Hope for a fifth championship for Jeff Gordon was further dashed by an incident on lap 250. Gordon hit the wall after contact with the #99 Ford of Jeff Burton sustaining left front fender damage. He would have to come to pit road under green for the team to pull sheet metal off his left side, and take on 4 tires. Gordon would fall 3 laps down, finishing 36th, 291 points out of first.
Point's leader, Tony Stewart rallied from his 31st starting position, leading a lap to collect 5 bonus points, but would suffer fender damage mid-race that prompted poor handling for the #20 Pontiac the rest of the day. Stewart's problems continued to mount as the race wound down, he would lose several positions in the races final pit stops, going in 10th and leaving 15th. Stewart finished 15th, losing 15 points to second place Jimmie Johnson, Stewart leads Johnson by 82 points.
Steve Grissom, driving the #44 Dodge for the injured Jerry Nadeau, would bounce off the #48 of Jimmie Johnson under the caution flag, causing damage to the left rear wheel of the #48 car. Johnson was running fifth; Grissom was several laps down in 40th. Johnson would manage to finish 6th. "Very pleased with everything all day long. Great day, pit stops were good, car was good. Didn't break a gear like last time. Picked up some points on everyone, so it was good." Said Johnson.
Dale Earnhardt, Jr. brought home a career best 4th place finish at Martinsville for the Budweiser Chevrolet. "It ended up better than I expected," Junior commented. "Tony Jr. and the guys made several adjustments on the car each stop. Man, you just had to fight for every inch. I can't recall ever racing that hard before. The way the track was you had to; the only way to get by a guy was to drive through the side of him a little bit. Everybody sort of understood that, everybody put up with it."
Pole-sitter, Newman ran close to the front all day, but was never a contender for the win.
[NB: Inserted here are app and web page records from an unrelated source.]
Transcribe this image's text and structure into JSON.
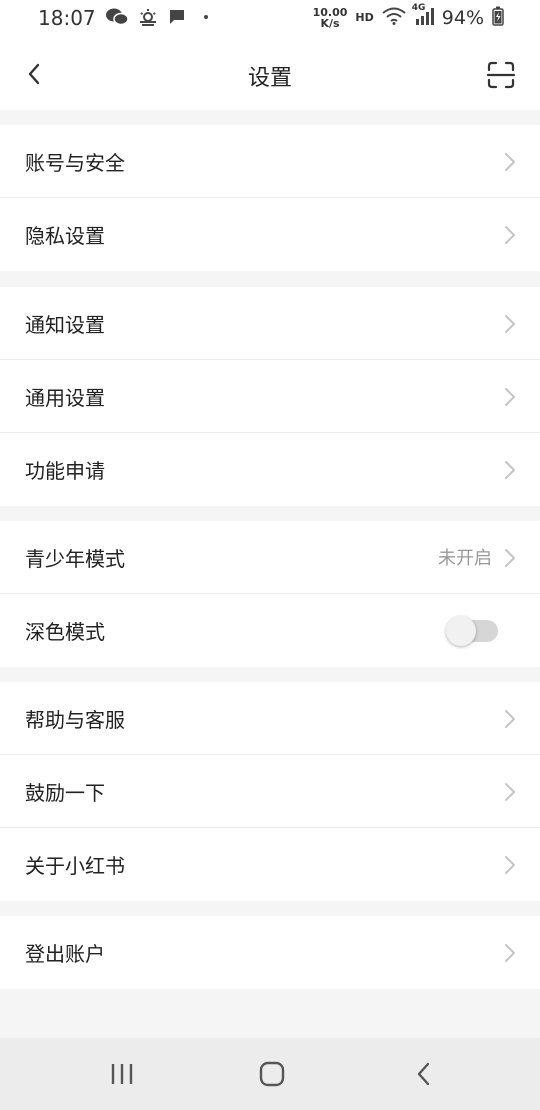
{
  "status_bar": {
    "time": "18:07",
    "net_speed_value": "10.00",
    "net_speed_unit": "K/s",
    "hd": "HD",
    "signal_type": "4G",
    "battery": "94%",
    "left_icons": [
      "wechat-icon",
      "weather-icon",
      "message-icon",
      "dot-icon"
    ]
  },
  "header": {
    "title": "设置"
  },
  "groups": [
    {
      "items": [
        {
          "label": "账号与安全"
        },
        {
          "label": "隐私设置"
        }
      ]
    },
    {
      "items": [
        {
          "label": "通知设置"
        },
        {
          "label": "通用设置"
        },
        {
          "label": "功能申请"
        }
      ]
    },
    {
      "items": [
        {
          "label": "青少年模式",
          "value": "未开启"
        },
        {
          "label": "深色模式",
          "toggle": false
        }
      ]
    },
    {
      "items": [
        {
          "label": "帮助与客服"
        },
        {
          "label": "鼓励一下"
        },
        {
          "label": "关于小红书"
        }
      ]
    },
    {
      "items": [
        {
          "label": "登出账户"
        }
      ]
    }
  ],
  "nav_bar": {
    "buttons": [
      "recent-apps-icon",
      "home-icon",
      "back-icon"
    ]
  },
  "colors": {
    "background": "#f5f5f5",
    "card": "#ffffff",
    "text": "#222222",
    "secondary_text": "#999999",
    "chevron": "#c4c4c4",
    "toggle_off": "#d6d6d6"
  }
}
He did manage to pick up some spots on the races final pit stop, coming in 15th and leaving 4th. His car, however, could not stay out front and slipped back to 15th, where Newman would finish 1 lap down.
Ricky Craven, who won his first Winston Cup race at Martinsville last year in his 174th start, led the race several times during the day, however, his car's handling would start to wane in the races closing laps, Craven salvaged a 7th place finish.
Rounding out the top ten were Ricky Rudd (3), Ward Burton (5), Dale Jarrett (8), Rusty Wallace (9) and Mark Martin (10).
The much discussed track resurfacing did not seem to affect the competition as many had expected. Many teams were concerned that the rougher surface would cause excessive tire wear, that, however, did not seem to be the case in Sunday's race. Both grooves of the track were in play, and complaints from the driver's were minimal.
Hideo Fukuyama, making his second Winston Cup start, did not find much success. Tony Stewart said of Fukuyama's decision to run Martinsville, "This will be the longest day of his life." Stewart's comment seemed prolific by days end, Fukuyama would bring out caution #11, at lap 409 slamming the #66 car into the wall. He would finish where he started, in 43rd.